With all the fury of a bride scorned, adorned with a now-blood-soaked and haphazardly torn wedding dress, Weaving absolutely shines. On paper, this easily could have been the tired one-dimensional female lead we’ve seen in a thousand horror movies. In Weaving’s hands, it’s something else entirely and the end result is a constant delight to behold.

While Weaving offers a mostly straight performance, the supporting ensemble cast goes for broke, providing plenty of laughs to balance out the blood. MacDowell is terrific as the endearing and charismatic matriarch whose masking plenty of contempt for her new daughter-in-law. Brody is gifted the meatiest storyline, as Daniel struggles with his conflict over familial obligation and a genuine fondness for Grace.

But it’s a scene-stealing Guadagni who almost runs away with the entire film, as the nefarious Aunt Helene, whose weapon of choice is a medieval-looking axe. With her spiky white hair, thick black eyeliner, and gothic attire (she wears a cap, for Pete’s sake), Helene almost resembles a classic Disney villain. Think Ursula meets Maleficent. Guadagni chews the scenery with a wildly exaggerated character whose thirst for blood is equally matched by her desire for wealth.

While the dialogue is occasionally a little hokey and exposition-heavy, the screenplay by Guy Busick and R. Christopher Murphy is incredibly sharp and impressively witty, taking a white-hot poker to the 1% and showcasing precisely what wealth can do to people. Ready or Not is ultimately a subversive takedown of the upper class, and lord knows they have it coming. The film invites you to take devilish pleasure in seeing Grace serve some richly deserved comeuppance to a family who’ve lived a life of privilege they did absolutely nothing to earn.

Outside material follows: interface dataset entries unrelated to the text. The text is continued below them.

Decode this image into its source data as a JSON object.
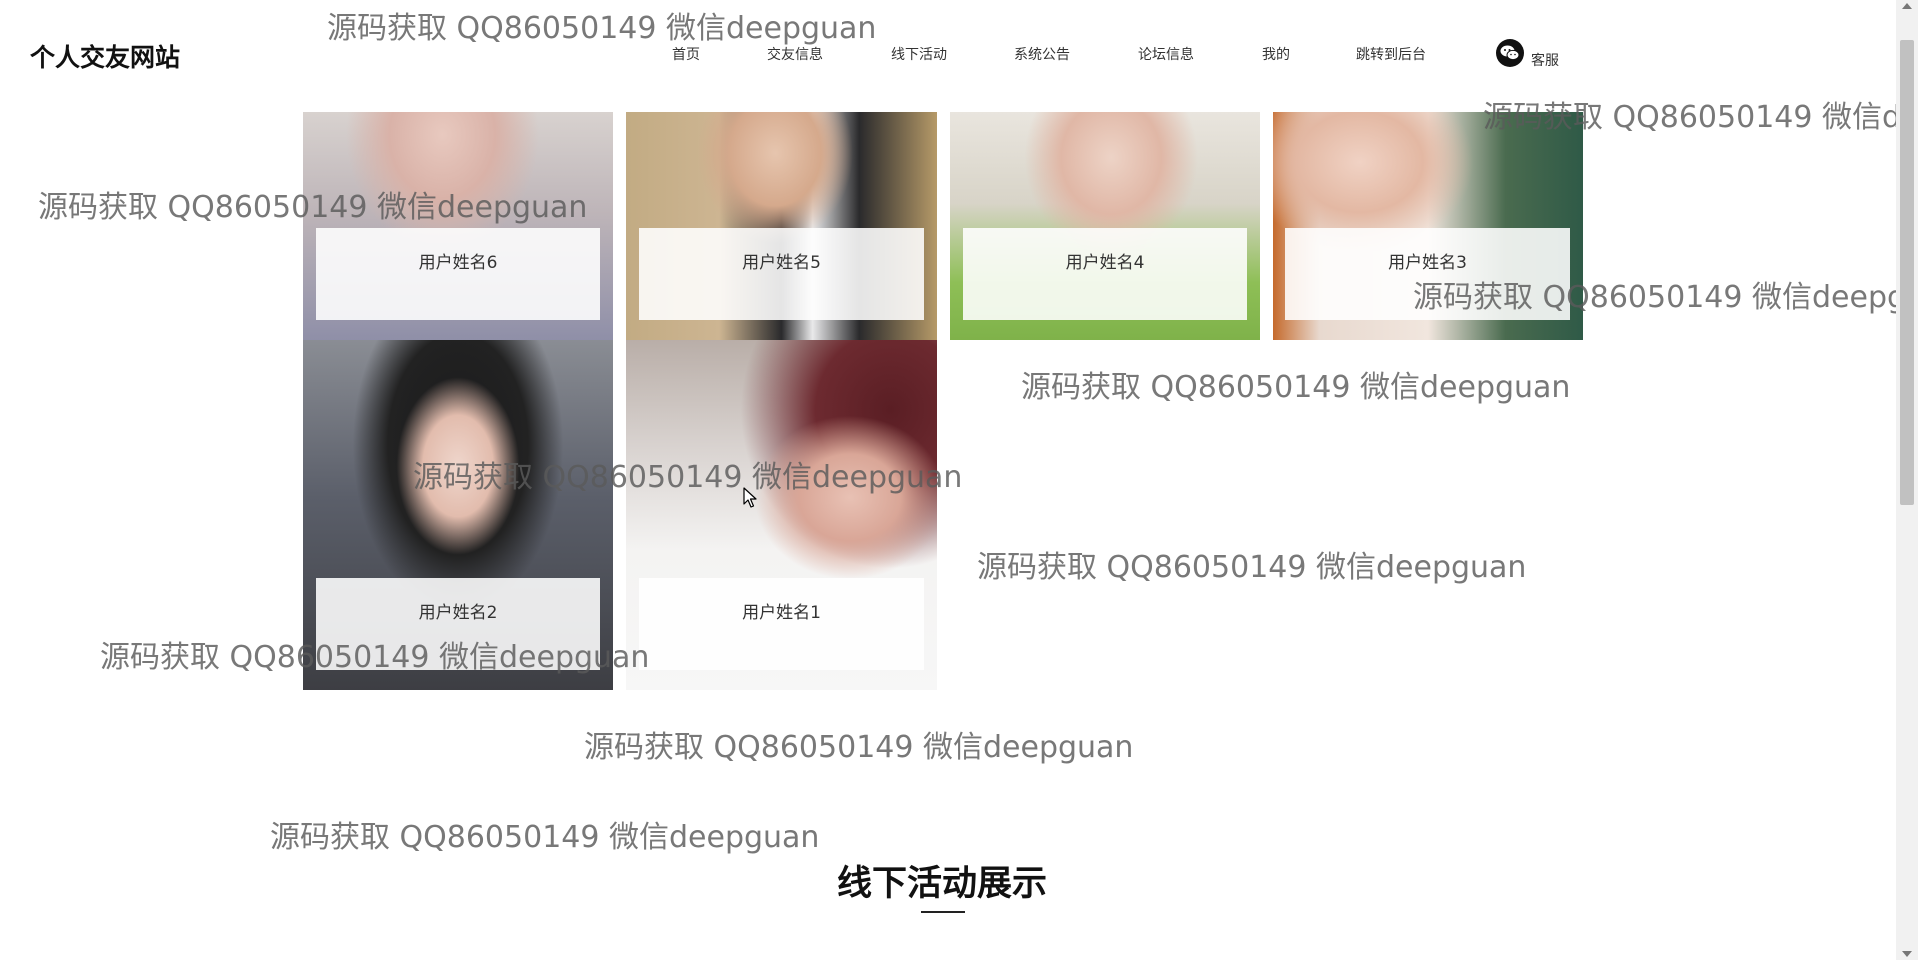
{
  "header": {
    "site_title": "个人交友网站",
    "nav": [
      {
        "label": "首页"
      },
      {
        "label": "交友信息"
      },
      {
        "label": "线下活动"
      },
      {
        "label": "系统公告"
      },
      {
        "label": "论坛信息"
      },
      {
        "label": "我的"
      },
      {
        "label": "跳转到后台"
      }
    ],
    "customer_service": "客服"
  },
  "users": [
    {
      "name": "用户姓名6"
    },
    {
      "name": "用户姓名5"
    },
    {
      "name": "用户姓名4"
    },
    {
      "name": "用户姓名3"
    },
    {
      "name": "用户姓名2"
    },
    {
      "name": "用户姓名1"
    }
  ],
  "section": {
    "title": "线下活动展示"
  },
  "watermark": "源码获取 QQ86050149 微信deepguan",
  "watermark_cut": "源码获取 QQ86050149 微信dee",
  "watermark_cut2": "源码获取 QQ86050149 微信deepgua",
  "icons": {
    "wechat": "wechat-icon",
    "cursor": "mouse-cursor-icon"
  }
}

For a film that only cost $6 million (!) to produce, Ready or Not looks absolutely sublime. That’s a testament to the work of directors Matt Bettinelli-Olphin and Tyler Gillett, who have crafted a low-budget horror film that looks anything but. In the ultimate case of life imitating art, Bettinelli-Olphin and Gillett have bested their big-budget horror rivals to deliver one of the year’s finest films of this genre, proving money can’t buy you everything.

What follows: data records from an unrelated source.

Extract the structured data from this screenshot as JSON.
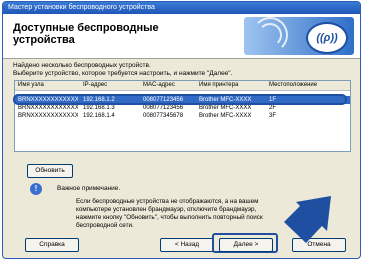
{
  "window": {
    "title": "Мастер установки беспроводного устройства"
  },
  "banner": {
    "title": "Доступные беспроводные устройства"
  },
  "instructions": {
    "line1": "Найдено несколько беспроводных устройств.",
    "line2": "Выберите устройство, которое требуется настроить, и нажмите \"Далее\"."
  },
  "table": {
    "columns": [
      "Имя узла",
      "IP-адрес",
      "MAC-адрес",
      "Имя принтера",
      "Местоположение"
    ],
    "rows": [
      [
        "BRNXXXXXXXXXXXXX",
        "192.168.1.2",
        "008077123456",
        "Brother MFC-XXXX",
        "1F"
      ],
      [
        "BRNXXXXXXXXXXXXX",
        "192.168.1.3",
        "008077123456",
        "Brother MFC-XXXX",
        "2F"
      ],
      [
        "BRNXXXXXXXXXXXXX",
        "192.168.1.4",
        "008077345678",
        "Brother MFC-XXXX",
        "3F"
      ]
    ]
  },
  "refresh_label": "Обновить",
  "note": {
    "heading": "Важное примечание.",
    "line1": "Если беспроводные устройства не отображаются, а на вашем",
    "line2": "компьютере установлен брандмауэр, отключите брандмауэр,",
    "line3": "нажмите кнопку \"Обновить\", чтобы выполнить повторный поиск",
    "line4": "беспроводной сети."
  },
  "buttons": {
    "help": "Справка",
    "back": "< Назад",
    "next": "Далее >",
    "cancel": "Отмена"
  },
  "colors": {
    "accent": "#1f4fa0",
    "selection": "#316ac5"
  }
}
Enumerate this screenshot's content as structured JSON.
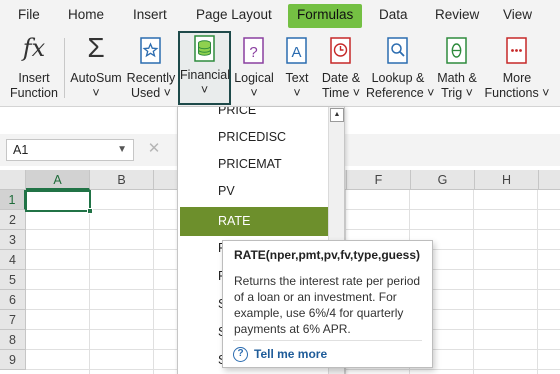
{
  "tabs": [
    "File",
    "Home",
    "Insert",
    "Page Layout",
    "Formulas",
    "Data",
    "Review",
    "View"
  ],
  "ribbon": {
    "insert_function": [
      "Insert",
      "Function"
    ],
    "autosum": [
      "AutoSum",
      "˅"
    ],
    "recently_used": [
      "Recently",
      "Used ˅"
    ],
    "financial": [
      "Financial",
      "˅"
    ],
    "logical": [
      "Logical",
      "˅"
    ],
    "text": [
      "Text",
      "˅"
    ],
    "date_time": [
      "Date &",
      "Time ˅"
    ],
    "lookup": [
      "Lookup &",
      "Reference ˅"
    ],
    "math": [
      "Math &",
      "Trig ˅"
    ],
    "more": [
      "More",
      "Functions ˅"
    ]
  },
  "formula_bar": {
    "name_box": "A1",
    "cancel": "✕"
  },
  "columns": [
    "A",
    "B",
    "",
    "",
    "F",
    "G",
    "H"
  ],
  "rows": [
    "1",
    "2",
    "3",
    "4",
    "5",
    "6",
    "7",
    "8",
    "9"
  ],
  "dropdown": {
    "items": [
      "PRICE",
      "PRICEDISC",
      "PRICEMAT",
      "PV",
      "RATE",
      "R",
      "R",
      "S",
      "S",
      "S"
    ],
    "highlighted": "RATE"
  },
  "tooltip": {
    "signature": "RATE(nper,pmt,pv,fv,type,guess)",
    "description": "Returns the interest rate per period of a loan or an investment. For example, use 6%/4 for quarterly payments at 6% APR.",
    "link": "Tell me more"
  },
  "colors": {
    "accent": "#217346",
    "active_tab": "#74c043",
    "highlight": "#6d8f2c"
  }
}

With a final act that’s utterly masterful and absurdly wonderful, Ready or Not is supremely entertaining from start to finish. Elevated by its biting commentary on class warfare and a sublime ensemble cast, this is everything a horror-comedy should be. This film gives you everything you came for and plenty you weren’t expecting.

What a joy to see something blaze its own original path and have you leaving the cinema with a huge naughty grin on your face, especially after a final shot sure to go down in the annals of horror movie lore. With lashings of blood and plenty of giddy thrills, Ready or Not is one game you’ll want to play again and again.

Distributor: Fox Searchlight
Cast: Samara Weaving, Adam Brody, Mark O’Brien, Henry Czerny, Andie MacDowell, Melanie Scrofano, Kristian Bruun, Nicky Guadagni, Elyse Levesque, John Ralston
Director: Matt Bettinelli-Olpin, Tyler Gillett
Producers: Bradley J. Fischer, William Sherak, James Vanderbilt, Tripp Vinson
Screenplay: Guy Busick, R. Christopher Murphy
Cinematography: Brett Jutkiewicz
Production Design: Andrew M. Stearn
Music: Brian Tyler

Editing: Terel Gibson
Running Time: 95 minutes
Release Date: 24th October 2019 (Australia)